Notwithstanding, bilateral trade liberalisation has presented as a win-win even from the vantage point of Bangladesh, with Bangladesh’s exports to Bhutan rising by the year.  As per the country-wise import ranking of 2017, Bangladesh’s positioning has massively improved relative to a year ago. With a demographic base of 160 million souls coupled with its average GDP growth rate of over 6 percent in the past decade, the opportunity Bangladesh offers in the economic front is all the more palpable, so much so that it is foreseen as an upcoming Asian Tiger. Such massive growth is, in part, attributed to the trickle-down effect generated by a burgeoning group of domestic companies such as SQUARE, PRAN-RFL GroupandACI Group.There is also immense potential to import ready-made garments and pharmaceuticals from Bangladesh down the line.

Human resource development is another facet which shapes the two countries’ bilateral partnership and the level of impact it has on the socio-economic development of the country cannot be understated. Bangladesh has presented itself as one of the favorite destinations for higher studies for Bhutanese students, especially for those pursuing courses in health and medical sciences. Today there are around 133 students studying in various universities across the country.

People-to-people contacts have also strengthened between the two countries, with the number of visitors in different capacities to both the destinations surging by the year. Bhutan’s tourism and hospitality sector has particularly benefited from the exponential rise in tourists from Bangladesh. As per visitor arrival statistics, 10,536 tourists from Bangladesh visited the country in 2017 alone – a 30.89 percent increase from 2016, making it the 2nd most source market after India.

Regionally, Bangladesh engage and cooperate through a plethora of forums and mechanisms – such as BIMSTEC, Colombo Plan, SAARC and UNESCAP – where significant progress has been achieved and several initiatives and projects in key areas of cooperation are in the pipeline.

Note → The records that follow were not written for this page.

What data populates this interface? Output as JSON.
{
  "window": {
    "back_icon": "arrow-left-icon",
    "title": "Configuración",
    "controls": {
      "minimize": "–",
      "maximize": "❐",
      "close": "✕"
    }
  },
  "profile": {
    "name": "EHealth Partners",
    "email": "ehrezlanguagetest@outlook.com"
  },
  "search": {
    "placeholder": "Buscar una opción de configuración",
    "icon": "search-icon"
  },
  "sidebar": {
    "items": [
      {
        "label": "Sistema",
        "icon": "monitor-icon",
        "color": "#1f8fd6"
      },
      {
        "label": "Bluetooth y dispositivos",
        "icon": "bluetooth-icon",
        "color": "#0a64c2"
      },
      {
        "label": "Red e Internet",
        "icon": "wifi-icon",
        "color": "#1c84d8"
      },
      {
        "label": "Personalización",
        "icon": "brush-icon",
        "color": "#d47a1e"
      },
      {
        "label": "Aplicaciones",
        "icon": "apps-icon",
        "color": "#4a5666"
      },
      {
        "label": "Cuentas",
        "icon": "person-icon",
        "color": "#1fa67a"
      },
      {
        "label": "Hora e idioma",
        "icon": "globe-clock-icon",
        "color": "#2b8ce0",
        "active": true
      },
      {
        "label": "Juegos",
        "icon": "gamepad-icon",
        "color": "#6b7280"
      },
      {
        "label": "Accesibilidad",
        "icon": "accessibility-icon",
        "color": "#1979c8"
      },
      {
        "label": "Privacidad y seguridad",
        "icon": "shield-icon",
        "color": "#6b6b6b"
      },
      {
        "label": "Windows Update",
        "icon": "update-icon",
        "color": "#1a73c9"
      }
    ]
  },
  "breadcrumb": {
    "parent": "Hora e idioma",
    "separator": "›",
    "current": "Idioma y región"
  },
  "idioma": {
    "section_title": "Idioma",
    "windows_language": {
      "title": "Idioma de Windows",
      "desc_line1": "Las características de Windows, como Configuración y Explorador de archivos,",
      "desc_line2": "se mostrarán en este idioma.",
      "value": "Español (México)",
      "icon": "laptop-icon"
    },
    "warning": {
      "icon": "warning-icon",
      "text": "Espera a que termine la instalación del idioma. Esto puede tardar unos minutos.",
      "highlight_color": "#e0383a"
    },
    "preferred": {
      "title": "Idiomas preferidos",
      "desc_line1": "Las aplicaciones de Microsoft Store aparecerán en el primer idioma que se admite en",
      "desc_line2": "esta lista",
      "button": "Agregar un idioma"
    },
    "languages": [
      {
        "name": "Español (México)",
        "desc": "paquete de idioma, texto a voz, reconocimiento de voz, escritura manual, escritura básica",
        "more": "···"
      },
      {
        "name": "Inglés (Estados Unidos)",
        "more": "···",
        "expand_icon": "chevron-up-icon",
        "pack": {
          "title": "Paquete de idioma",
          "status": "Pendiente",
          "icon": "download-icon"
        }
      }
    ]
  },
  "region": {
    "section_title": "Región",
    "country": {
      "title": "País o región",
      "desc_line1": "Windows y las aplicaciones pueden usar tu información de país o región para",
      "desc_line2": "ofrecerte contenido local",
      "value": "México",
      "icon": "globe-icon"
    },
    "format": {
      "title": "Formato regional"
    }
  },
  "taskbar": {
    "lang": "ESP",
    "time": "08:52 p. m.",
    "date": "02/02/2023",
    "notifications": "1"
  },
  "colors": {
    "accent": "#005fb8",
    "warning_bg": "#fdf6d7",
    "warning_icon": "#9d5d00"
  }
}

Neighbours by geography, the foundations of the two countries’ age-old friendship have been laid down by the visionary leaders of the two countries on the common aspirations for peace, mutual respect, collective prosperity and deeper integration. The two countries have walked a similar path of socio-economic progress and are on track towards LDC graduation within the next decade. As much as the two countries take pride in their collective history of partnership and headway advanced in multi-faceted fronts, the strong political leadership they inherit and the complementarities, opportunities and untapped potential the two countries offer make the future equally appealing and their bilateral ties all the more promising.


Contributed by

Sonam Tobden Rabgye

Ambassador of Bhutan to Bangladesh